The NNP had run the country for 15 consecutive years before losing out to the NDC, including the 1999 general elections, which then-Prime Minister Keith Mitchell had prevailed in all 15 constituency seats--at that point a record for the island of just over 100,000, situated just north of oil- and gas-rich Trinidad and Tobago.
Recently, David and others had, for the second time in months, pushed for the island's parliament to debate a no-confidence motion against Thomas, as they seek to dislodge him and replace him with a new leader and head of government to face the NNP with a new and, presumably, more "vibrant leader."
To stave off possible defeat, Thomas, an attorney at law, has ordered the dissolution of Parliament to kill off debate about his future as head of government in the clearest sign yet that he will both go down fighting and possibly take the party with him, including rebels like David, and serve out his full term as well.
Americans know a bit about the island, which is known for its magnificent harbor as well as nutmeg and other spices after the Ronald Reagan administration invaded the island back in October 1983 to stave off an alleged communist offensive by the Cubans and Russians in the aftermath of yet another implosion of an island government.
Back then, two factions in the then-New Jewel Movement fought each other to such an extent that one side executed Prime Minister Maurice Bishop and six other cabinet ministers in a row over the political and ideological direction of the government smack in the middle of the U.S. backyard.
That it is happening again though, at the civil, rather than military, level has brought back memories about a government collapsing within itself once again, and some of the same players, though not as politically senior as this time, are involved once again.
Thomas, who has not been saying too much as events play out in public, has been forced to sack or replace several ministers, including one who refused a transfer and demotion to another ministry and to accept criticism about taking his country in the wrong direction.

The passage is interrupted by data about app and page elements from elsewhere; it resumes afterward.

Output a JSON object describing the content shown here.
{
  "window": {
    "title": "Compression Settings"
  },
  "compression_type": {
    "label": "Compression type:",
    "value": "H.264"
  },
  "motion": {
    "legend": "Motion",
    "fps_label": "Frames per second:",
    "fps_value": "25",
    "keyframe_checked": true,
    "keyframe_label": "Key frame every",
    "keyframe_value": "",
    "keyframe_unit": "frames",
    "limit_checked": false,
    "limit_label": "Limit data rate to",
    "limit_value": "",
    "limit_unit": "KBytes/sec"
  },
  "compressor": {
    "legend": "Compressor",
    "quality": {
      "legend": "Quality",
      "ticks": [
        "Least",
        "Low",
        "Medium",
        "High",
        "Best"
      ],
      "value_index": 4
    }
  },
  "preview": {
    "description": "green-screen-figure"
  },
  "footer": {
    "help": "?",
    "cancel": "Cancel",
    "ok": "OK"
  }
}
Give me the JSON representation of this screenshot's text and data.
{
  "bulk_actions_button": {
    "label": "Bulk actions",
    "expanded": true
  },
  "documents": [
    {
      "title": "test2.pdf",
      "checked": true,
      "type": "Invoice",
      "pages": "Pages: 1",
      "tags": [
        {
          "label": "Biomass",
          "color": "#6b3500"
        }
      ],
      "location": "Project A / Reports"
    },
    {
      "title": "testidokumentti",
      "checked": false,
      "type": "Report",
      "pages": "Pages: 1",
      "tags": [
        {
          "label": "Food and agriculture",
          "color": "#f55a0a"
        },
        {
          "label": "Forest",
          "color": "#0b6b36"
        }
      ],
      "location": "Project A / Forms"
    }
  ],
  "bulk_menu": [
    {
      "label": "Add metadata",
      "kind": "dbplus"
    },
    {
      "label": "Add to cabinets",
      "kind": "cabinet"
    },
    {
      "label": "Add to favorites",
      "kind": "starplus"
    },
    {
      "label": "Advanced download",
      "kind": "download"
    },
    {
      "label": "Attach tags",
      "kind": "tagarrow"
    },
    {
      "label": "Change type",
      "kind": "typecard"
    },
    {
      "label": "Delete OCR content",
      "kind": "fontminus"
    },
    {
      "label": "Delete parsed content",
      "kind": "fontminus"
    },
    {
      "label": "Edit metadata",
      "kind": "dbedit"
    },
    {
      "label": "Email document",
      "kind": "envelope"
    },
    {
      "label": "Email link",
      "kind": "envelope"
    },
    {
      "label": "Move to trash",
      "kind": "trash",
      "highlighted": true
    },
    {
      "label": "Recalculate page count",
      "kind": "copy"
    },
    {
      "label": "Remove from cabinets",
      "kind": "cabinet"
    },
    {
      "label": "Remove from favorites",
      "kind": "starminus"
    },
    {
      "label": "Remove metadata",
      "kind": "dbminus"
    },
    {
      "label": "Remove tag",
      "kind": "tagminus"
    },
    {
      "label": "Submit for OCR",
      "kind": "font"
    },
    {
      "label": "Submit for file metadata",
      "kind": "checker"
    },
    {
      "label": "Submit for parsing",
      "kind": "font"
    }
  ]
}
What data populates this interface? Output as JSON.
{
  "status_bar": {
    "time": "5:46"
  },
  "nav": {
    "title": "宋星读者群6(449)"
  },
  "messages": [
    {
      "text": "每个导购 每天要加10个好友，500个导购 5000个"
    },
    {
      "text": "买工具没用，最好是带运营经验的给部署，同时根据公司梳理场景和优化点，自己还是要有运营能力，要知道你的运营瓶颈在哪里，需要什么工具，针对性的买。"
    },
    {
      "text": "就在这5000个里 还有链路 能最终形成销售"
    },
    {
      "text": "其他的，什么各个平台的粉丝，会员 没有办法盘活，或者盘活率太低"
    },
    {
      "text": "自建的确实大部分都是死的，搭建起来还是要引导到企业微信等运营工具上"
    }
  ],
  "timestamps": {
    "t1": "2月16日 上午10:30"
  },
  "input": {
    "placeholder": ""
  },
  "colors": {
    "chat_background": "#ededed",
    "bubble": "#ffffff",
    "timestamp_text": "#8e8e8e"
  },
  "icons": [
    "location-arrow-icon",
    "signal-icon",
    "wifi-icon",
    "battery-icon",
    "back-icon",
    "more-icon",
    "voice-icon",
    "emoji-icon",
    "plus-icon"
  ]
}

"The dreams and aspirations of [the] July 08, 2008 [elections] have not been undermined by those who stand up and ask questions about whether we are on the right track. They have been undermined by arrogance and contempt. The real spoilers threaten when we trade building bridges for building barriers, when instead of pinning hopes, we pin labels," said Roberts.